    Few places embody the tranquility of Kyoto better than Mo-An, a rural-seeming wooden teahouse with views of Mount Daimonji where you can enjoy a lunch of spicy noodles. Have your concierge call ahead to see what workshops are currently being offered there, which may include tea ceremonies.

EVENING
  • Take in the City

    Kyoto Station challenges your old-school impression of Kyoto. On the city’s 1,200th anniversary, an architect outfitted it with steel beams that create clean, modern lines. Walk to its rooftop garden at night for a clear-shot view of the lit-up Kyoto Tower.

  • Have It Your Way

    Call ahead with any specific requests to Chimoto, a Japanese restaurant with impeccable service and river views.
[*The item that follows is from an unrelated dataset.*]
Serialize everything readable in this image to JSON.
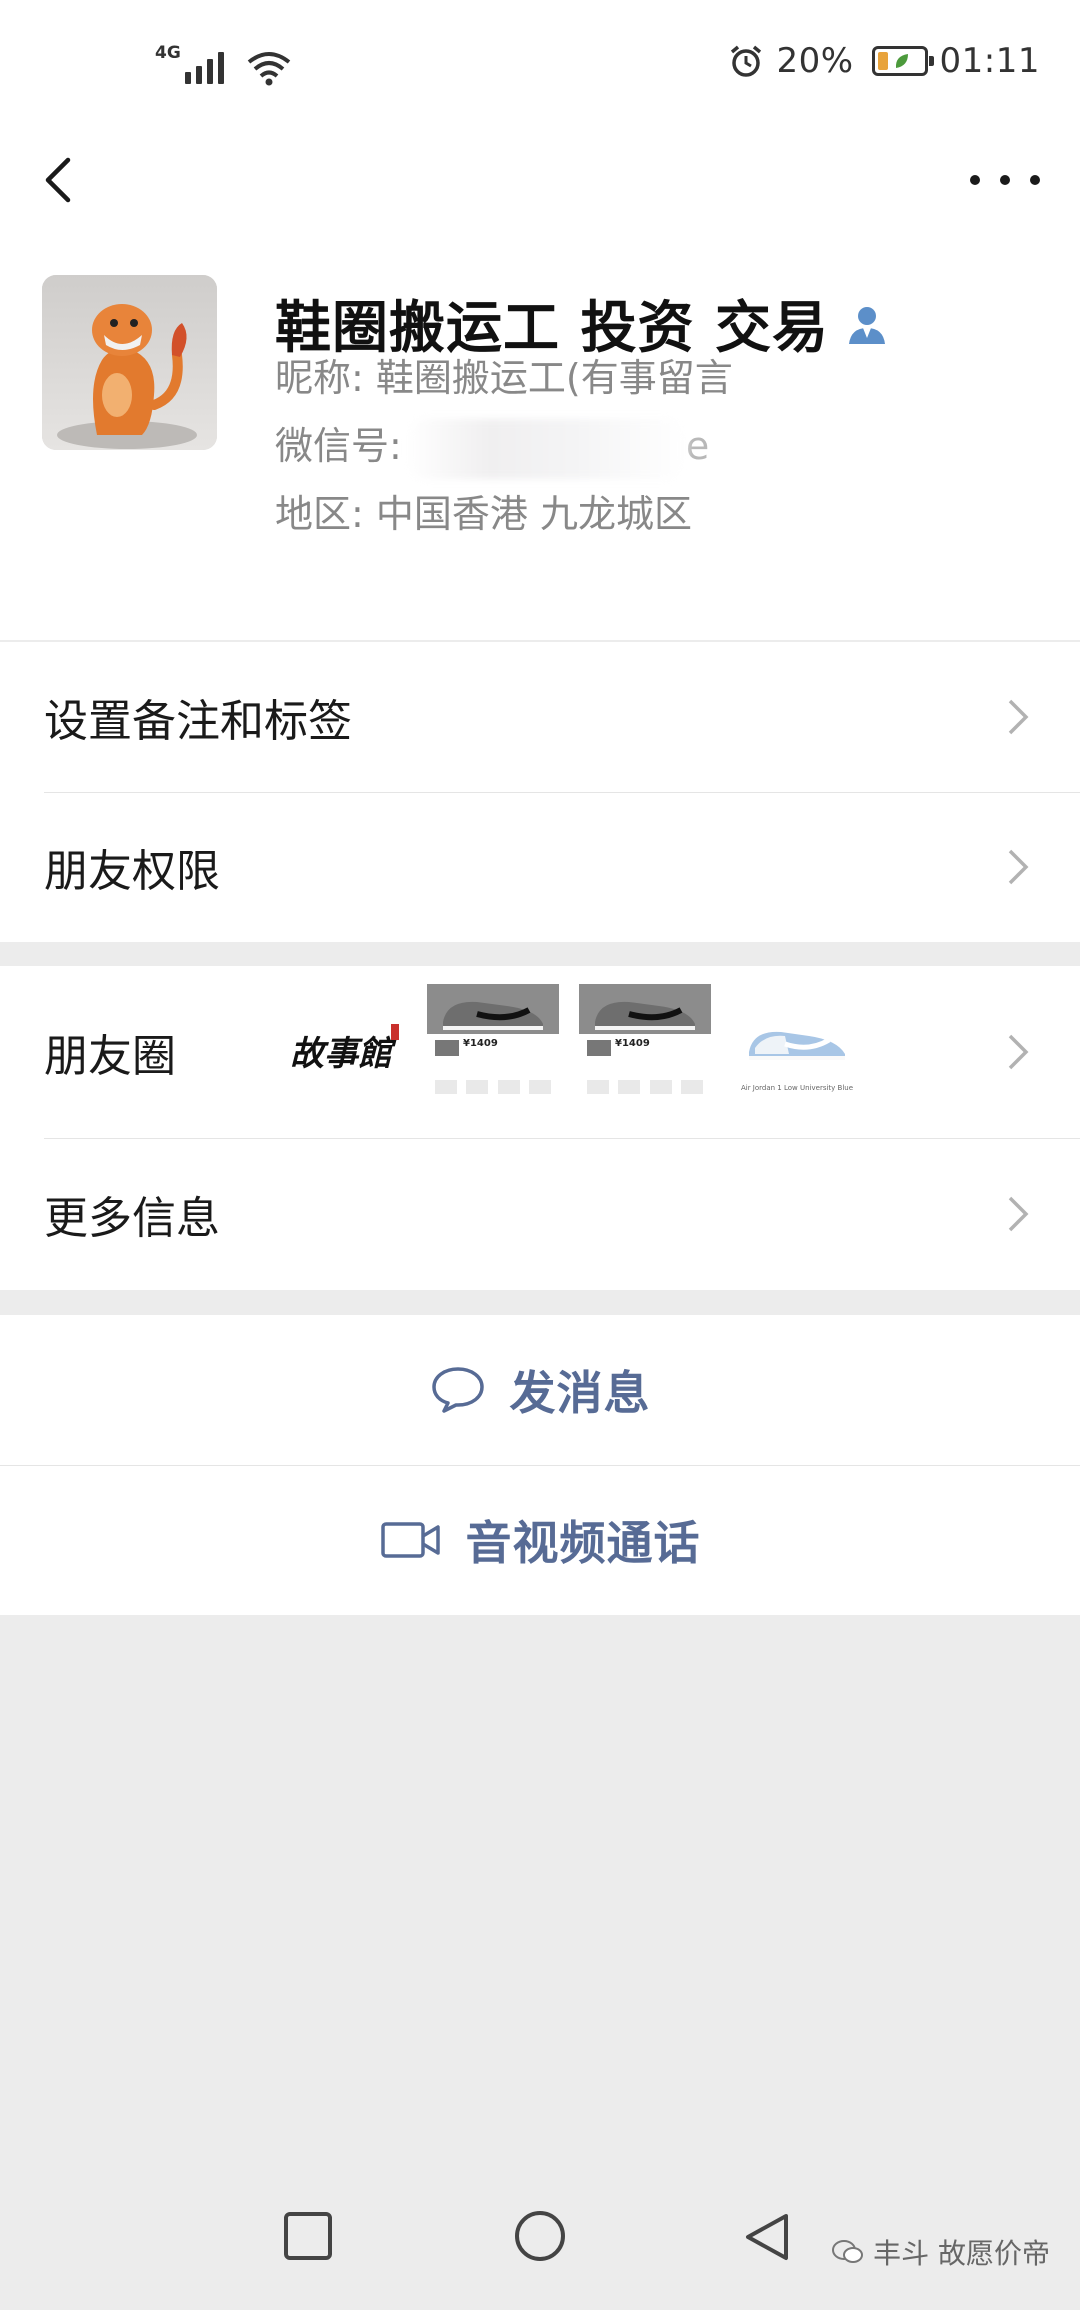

Covered in mats and featuring paper walls, it serves seasonal cuisine, including sashimi and other local delicacies.

Seven pieces of sushi arranged on a black background next to chopsticks

Day

3

MORNING
  • Pass Through Endless Gates

    One of Kyoto’s most photographed sites, the revered Shinto shrine of Fushimi Inari-taisha is known for its 10,000 or so bright red gates at the base of a mountain. Walking through all of them takes about two hours, and it’s not uncommon to spot foxes on your journey.

MIDDAY
  • Visit One of Japan’s Most Important Museums

    Along with world-famous artists including Salvador Dali, Monet and Renoir, many Japanese masters view work at the Kyoto Municipal Museum of Art, one of the country’s oldest institutions. Don’t miss the pond, a peaceful place to enjoy a cup of tea.

  • Make Your Own Sushi

    At Awomb, you can browse modern art and share lunch. The experimental kitchen serves platters of raw fish, veggies and seaweed that you can roll into your own bites of sushi.

AFTERNOON
  • Shop for Design-Forward Souvenirs

    For the sort of simplistically engineered chairs, bowls and tea towels you associate with Japan, head to Kyoto Design House. The owners produce a line of traditional yet modern goods that are all crafted by local artisans.

  • Celebrate Big

    A la Versailles, the dining room of Kitcho is gilded. The third-generation chef designs every dish that exits the kitchen — such as crab with vinegar jelly and perfectly tender mushrooms — to be a work of art.

  • Enjoy Real-Deal Kabuki

    The 17th-century Japanese drama of Kabuki, which entails colorful actors portraying tales of betrayal and seduction, began in Kyoto. Minamiza still presents traditional forms of this stagecraft in English in an epic curtained theater.